The Third Circuit’s decision in New Jersey Retail Merchants Association (“NJRMA”) has several important implications for gift card sellers, including compliance with abandoned property laws, which have been discussed here.  Less widely discussed is the potential conflict between NJRMA’s holding that gift card sellers must collect buyer ZIP codes and privacy restrictions contained in the New Jersey Restrictions on Information Required to Complete Credit Card Transactions (“Restriction Statute”).

In NJRMA, the Third Circuit upheld New Jersey’s gift card law’s “data collection provision” which requires retailers to collect name and address (at a minimum ZIP code) information from gift card purchasers.  However, this ruling may lead to a conflict with the “Restriction Statute,” which prohibits a retailer from requiring a customer to provide “any personal identification information”, including the customer’s address or telephone number, when completing a credit card transaction. (This restriction may not apply to online sales, as several courts have found with respect to an analogous California law.)  If ZIP codes are considered to be “personal identification information” then New Jersey retailers would be required to collect ZIP code information from gift card purchasers but then would also be prohibited from collecting that information under the Restriction Statute.
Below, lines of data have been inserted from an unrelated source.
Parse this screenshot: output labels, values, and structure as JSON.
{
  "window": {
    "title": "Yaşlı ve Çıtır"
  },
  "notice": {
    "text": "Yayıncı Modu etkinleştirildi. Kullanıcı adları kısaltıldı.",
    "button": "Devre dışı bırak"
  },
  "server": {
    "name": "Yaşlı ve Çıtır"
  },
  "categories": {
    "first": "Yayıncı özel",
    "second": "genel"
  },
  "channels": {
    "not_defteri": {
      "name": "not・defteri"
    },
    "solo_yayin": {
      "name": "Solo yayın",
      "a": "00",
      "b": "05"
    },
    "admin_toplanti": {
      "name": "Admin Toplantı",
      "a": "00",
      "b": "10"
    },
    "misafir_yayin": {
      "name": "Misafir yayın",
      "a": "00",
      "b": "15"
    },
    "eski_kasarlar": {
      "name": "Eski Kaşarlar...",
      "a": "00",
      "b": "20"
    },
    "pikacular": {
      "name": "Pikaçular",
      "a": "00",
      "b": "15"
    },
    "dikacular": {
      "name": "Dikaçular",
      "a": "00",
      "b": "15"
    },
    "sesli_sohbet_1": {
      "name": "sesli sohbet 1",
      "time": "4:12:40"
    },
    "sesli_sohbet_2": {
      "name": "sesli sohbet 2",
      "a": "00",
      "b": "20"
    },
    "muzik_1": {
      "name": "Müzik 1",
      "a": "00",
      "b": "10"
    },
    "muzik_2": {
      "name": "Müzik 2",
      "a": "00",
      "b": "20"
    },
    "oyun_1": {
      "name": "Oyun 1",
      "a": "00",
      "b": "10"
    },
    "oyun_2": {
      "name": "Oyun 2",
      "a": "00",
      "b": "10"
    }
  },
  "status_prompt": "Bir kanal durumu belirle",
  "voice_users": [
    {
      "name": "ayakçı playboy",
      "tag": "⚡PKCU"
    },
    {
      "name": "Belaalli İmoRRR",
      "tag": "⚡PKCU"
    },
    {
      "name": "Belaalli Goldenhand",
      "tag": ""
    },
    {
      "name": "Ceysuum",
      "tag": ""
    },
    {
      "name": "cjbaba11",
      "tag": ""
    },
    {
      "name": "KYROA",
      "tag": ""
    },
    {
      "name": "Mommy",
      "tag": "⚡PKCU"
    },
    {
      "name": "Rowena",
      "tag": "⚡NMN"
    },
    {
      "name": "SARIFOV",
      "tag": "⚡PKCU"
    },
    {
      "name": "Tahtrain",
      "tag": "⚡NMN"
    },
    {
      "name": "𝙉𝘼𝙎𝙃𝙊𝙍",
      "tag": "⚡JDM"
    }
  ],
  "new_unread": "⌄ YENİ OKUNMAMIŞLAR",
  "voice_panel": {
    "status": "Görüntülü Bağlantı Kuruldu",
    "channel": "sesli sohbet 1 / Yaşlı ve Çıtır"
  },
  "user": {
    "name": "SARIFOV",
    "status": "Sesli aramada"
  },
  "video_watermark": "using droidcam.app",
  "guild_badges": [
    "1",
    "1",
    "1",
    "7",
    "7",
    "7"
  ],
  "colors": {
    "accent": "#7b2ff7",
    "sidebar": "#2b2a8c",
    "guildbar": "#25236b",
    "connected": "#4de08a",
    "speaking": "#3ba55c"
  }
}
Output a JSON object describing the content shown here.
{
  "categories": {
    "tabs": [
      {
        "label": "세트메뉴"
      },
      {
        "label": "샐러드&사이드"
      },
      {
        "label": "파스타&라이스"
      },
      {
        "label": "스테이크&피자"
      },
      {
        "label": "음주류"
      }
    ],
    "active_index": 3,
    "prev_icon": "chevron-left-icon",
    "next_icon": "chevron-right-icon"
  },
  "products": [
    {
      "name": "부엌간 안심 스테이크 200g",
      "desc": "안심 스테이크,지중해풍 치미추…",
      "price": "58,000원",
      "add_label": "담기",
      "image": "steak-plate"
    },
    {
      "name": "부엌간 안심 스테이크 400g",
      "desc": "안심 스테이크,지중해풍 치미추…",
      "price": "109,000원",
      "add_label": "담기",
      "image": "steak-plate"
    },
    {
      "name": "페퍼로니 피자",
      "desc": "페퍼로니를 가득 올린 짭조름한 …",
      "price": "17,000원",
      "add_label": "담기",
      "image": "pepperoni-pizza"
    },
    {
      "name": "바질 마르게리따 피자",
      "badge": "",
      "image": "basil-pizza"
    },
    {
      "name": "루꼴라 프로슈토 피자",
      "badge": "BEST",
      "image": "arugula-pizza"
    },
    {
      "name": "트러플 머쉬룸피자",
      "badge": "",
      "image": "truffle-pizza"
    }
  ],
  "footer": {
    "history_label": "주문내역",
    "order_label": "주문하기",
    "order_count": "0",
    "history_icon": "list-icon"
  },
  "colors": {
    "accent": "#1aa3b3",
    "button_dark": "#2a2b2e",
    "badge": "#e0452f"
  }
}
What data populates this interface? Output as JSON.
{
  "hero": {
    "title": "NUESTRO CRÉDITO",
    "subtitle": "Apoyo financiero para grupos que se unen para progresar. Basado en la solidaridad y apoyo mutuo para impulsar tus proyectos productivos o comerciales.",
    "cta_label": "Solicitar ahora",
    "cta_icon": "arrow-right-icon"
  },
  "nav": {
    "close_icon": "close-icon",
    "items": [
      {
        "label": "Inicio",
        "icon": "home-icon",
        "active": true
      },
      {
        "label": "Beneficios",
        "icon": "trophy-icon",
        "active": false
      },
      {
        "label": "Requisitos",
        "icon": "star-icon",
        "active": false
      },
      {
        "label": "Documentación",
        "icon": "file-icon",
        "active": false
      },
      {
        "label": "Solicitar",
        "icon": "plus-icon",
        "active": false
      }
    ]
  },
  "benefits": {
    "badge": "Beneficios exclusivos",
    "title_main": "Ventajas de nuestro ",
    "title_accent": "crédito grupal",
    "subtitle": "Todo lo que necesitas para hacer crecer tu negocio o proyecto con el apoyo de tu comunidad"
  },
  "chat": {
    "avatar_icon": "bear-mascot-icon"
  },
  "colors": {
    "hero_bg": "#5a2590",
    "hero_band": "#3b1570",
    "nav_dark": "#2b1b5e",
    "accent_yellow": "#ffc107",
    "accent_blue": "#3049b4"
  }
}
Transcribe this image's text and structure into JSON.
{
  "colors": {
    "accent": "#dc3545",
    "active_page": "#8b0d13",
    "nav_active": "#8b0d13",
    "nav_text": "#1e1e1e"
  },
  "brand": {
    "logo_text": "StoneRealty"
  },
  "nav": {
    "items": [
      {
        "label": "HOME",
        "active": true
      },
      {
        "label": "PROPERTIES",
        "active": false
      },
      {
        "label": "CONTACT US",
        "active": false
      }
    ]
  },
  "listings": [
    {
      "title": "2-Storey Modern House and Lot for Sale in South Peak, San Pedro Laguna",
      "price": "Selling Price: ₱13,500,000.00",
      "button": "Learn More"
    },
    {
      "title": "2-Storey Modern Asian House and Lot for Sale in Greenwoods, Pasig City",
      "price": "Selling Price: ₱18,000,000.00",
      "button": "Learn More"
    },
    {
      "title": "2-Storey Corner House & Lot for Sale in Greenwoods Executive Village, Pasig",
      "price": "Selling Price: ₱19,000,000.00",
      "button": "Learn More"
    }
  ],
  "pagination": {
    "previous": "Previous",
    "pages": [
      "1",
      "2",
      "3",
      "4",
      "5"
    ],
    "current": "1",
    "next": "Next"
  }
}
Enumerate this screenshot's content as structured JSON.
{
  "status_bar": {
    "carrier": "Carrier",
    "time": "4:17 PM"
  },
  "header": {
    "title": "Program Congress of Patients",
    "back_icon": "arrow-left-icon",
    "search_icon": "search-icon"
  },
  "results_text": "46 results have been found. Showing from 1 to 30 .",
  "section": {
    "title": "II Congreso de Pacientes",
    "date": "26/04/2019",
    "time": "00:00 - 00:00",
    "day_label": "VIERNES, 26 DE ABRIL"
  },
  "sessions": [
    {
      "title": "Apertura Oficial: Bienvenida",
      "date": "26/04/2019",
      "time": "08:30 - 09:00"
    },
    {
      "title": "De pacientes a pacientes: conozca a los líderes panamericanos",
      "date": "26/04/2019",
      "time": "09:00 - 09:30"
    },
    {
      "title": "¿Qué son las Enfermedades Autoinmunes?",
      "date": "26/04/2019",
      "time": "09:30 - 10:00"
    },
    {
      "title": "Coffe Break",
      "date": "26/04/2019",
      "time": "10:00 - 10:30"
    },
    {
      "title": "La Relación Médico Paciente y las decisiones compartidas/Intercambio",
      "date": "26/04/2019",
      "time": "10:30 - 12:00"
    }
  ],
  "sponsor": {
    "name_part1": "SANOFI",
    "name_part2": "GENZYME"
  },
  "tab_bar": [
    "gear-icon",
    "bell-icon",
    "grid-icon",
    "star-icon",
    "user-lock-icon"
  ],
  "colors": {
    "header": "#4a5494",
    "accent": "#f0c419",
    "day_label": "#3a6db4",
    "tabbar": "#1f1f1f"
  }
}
So what’s a company to do?  As of now, there is no clear-cut answer as to whether ZIP codes constitute “personal identification information” in NJ.  Early last year, the California Supreme Court held that “a cardholder’s ZIP code, without more, constitutes personal identification information within the meaning of [the Song-Beverly Credit Card Act.]”  The Restriction Statute is enforceable only by the state Attorney General, but since the California holding NJ plaintiffs’ attorneys have filed several cases alleging that ZIP codes are “personal identification information” and that their collection violates NJ’s Trust in Consumer Contract, Warranty and Notice Act, which provides for a private right of action when a seller offers or enters into “any written consumer contract […] which includes any provision that violates any clearly established legal right of a consumer [ . . .].”  Plaintiffs have argued that requiring customers to provide their ZIP code violates the consumers’ “established legal rights” under the Restriction Statute.

In one case the judge denied a motion to dismiss but did not directly address whether a ZIP code is in fact “personal identification information” within the purview of the Restriction Statute.  In the other the court similarly did not resolve the issue because it found that the request for a ZIP code was made verbally and therefore the plaintiff lacked standing as it was not part of a “written consumer contract.”

The full implications of the Third Circuit’s decision in NJRMA are still being played out, but its effects are potentially far-reaching, and could extend beyond simple sales and gift card transactions to other promotions provided at the point of sale, such as rewards programs.  National retailers trying to reconcile their sales of gift cards, collection of personal information, and, for example, sign-up rewards programs at point of purchase are caught up in a morass of conflicting requirements from both NJ and other states.  While legislative solutions had previously been pursued in the NJ state legislature, the last legislative term ended without any of the proposed repealer bills having been enacted; such bills may be reintroduced in the coming term.  Trade associations such as the New Jersey Retail Merchants Association and the Retail Gift Card Association are considering their next steps, while a number of retailers had previously threatened to pull out of the state.  Importantly, the NJ Treasurer’s Office has indicated that enforcement of the law will not begin immediately– although when enforcement will begin is unclear.  Additional guidance may be forthcoming from the Treasurer following further analysis of the Third Circuit’s decision.